Robin and the Seven Hoods (1964) – In Robin and the Seven Hoods, director Gordon Douglas and writer David R. Schwartz mirthfully give the Robin Hood legend a Depression-era, mobtown Chicago setting. There, North Side boss Robbo (Frank Sinatra) hopes to get a leg up in his power struggle with rival racketeer Guy Gisborne (Peter Falk). Robbo sets himself up as a latter-day Robin Hood with philanthropic fronts enabling him to scam the rich, take his cut and then give to the poor.
TCM GREATEST CLASSIC FILMS: JOHN WAYNE DOUBLE FEATURE
Fort Apache (1948) – The soldiers at Fort Apache may disagree with the tactics of their glory-seeking new commander. But to a man, they’re duty-bound to obey – even when it means almost certain disaster.

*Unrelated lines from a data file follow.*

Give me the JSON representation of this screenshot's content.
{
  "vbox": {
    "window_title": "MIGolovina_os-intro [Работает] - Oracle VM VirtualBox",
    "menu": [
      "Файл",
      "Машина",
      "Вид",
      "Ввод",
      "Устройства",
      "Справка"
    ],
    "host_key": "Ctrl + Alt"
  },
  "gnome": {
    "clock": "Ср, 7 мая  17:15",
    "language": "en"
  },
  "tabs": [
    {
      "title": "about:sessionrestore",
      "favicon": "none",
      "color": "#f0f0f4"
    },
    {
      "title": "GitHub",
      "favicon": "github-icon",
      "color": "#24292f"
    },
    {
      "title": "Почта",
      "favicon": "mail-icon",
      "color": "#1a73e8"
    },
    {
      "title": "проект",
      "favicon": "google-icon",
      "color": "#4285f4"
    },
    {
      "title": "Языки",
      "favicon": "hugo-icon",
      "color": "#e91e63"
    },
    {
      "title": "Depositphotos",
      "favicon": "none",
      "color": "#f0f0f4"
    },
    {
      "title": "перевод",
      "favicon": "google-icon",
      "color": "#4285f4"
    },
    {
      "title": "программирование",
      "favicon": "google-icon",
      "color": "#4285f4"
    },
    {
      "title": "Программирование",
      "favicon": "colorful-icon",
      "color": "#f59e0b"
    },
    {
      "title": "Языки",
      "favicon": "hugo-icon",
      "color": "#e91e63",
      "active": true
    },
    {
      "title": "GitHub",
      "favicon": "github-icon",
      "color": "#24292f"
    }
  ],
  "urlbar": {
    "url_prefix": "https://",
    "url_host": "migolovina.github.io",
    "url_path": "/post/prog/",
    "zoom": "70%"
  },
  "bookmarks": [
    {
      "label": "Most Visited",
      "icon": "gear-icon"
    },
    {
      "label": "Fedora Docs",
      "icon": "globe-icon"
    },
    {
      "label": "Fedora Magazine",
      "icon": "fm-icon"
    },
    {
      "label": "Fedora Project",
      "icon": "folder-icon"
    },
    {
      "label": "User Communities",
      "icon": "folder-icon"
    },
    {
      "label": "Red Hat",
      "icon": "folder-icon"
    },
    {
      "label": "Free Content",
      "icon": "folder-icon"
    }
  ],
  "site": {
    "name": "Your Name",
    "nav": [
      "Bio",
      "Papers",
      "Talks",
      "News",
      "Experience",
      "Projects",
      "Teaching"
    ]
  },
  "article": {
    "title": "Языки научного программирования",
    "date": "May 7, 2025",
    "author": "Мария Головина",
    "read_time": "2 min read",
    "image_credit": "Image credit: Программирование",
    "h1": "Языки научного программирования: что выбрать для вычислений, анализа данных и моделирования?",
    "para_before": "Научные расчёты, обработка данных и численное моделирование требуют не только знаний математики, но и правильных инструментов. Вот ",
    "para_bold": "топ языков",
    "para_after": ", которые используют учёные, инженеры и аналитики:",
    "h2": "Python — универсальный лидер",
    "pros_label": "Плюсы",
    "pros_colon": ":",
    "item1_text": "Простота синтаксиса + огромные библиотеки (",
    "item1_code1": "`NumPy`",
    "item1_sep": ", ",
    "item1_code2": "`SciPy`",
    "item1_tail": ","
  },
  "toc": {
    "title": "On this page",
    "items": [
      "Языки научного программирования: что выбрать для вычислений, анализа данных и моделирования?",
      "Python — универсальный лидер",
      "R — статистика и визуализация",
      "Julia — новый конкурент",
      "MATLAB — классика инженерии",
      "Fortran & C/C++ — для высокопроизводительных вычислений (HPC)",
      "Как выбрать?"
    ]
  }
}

John Ford presents roughhouse camaraderie, sentimental vignettes of frontier life and massive action sequences staged in Monument Valley to explore the West’s darker side.
She Wore a Yellow Ribbon (1949) – A masterpiece of mood and heroics, this second film in director John Ford’s renowned cavalry trilogy, written by Frank Nugent and Laurence Stallings, features one of John Wayne’s most moving performances, as a cavalry officer in his final week of service on the frontier. Under makeup aging him some 20 years, he inhabits the role of a wily veteran who knows the sting of war and vows to make his last mission one of peace. A 1949 Oscar®-winner for its color cinematography, the film shows the ritual of outpost life, the sweep of battle and the advance of the patrol beneath ominous skies, painting a memorable portrait of honor, duty and courage in the finest tradition of the cavalry.
TCM GREATEST CLASSIC FILMS: ALFRED HITCHCOCK DOUBLE FEATURE
North By Northwest (1959) – Cary Grant is the screen’s supreme man-on-the-run in his fourth and final teaming with Master of Suspense Alfred Hitchcock, who directed from a screenplay by Earnest Lehman. Grant plays a Manhattan adman plunged into a realm of a spy (James Mason) and a mysterious beauty (Eva Marie Saint) who are variously abducted, framed for murder, chased and, in a signature set piece, crop-dusted. He also hangs for dear life from the facial features of Mount Rushmore’s presidents.
Strangers on a Train (1951) – Tennis star Guy Haines (Farley Granger) half-jokingly muses about killing his wife with a stranger he meets on a train, unhinged playboy Bruno Anthony (Robert Walker), who’d prefer his father be deceased. In theory, each could murder the other’s victim. Crisscross. No motive. No clues. No problem. Except Bruno takes the idea seriously, in this thriller written by Raymond Chandler and Czenzi Ormonde.
Street Date: April 29, 2014
Order Due Date: March 25, 2014
SRP: $12.97 SRP for each collection
CALAMITY JANE / SEVEN BRIDES FOR SEVEN BROTHERS
PLEASE DON'T EAT THE DAISIES /GLASS BOTTOM BOAT, THE
FORT APACHE / SHE WORE A YELLOW RIBBON
BIG SLEEP, THE / KEY LARGO
MISTER ROBERTS / NO TIME FOR SERGEANTS
ON MOONLIGHT BAY / BY THE LIGHT OF THE SILVERY MOON
BUTTERFIELD 8 / CAT ON A HOT TIN ROOF
BATTLE OF THE BULGE / BATTLE CRY
LASSIE COME HOME / NATIONAL VELVET
JAILHOUSE ROCK / VIVA LAS VEGAS
OCEAN'S 11 (1960) / ROBIN AND THE SEVEN HOODS
NORTH BY NORTHWEST / STRANGERS ON A TRAIN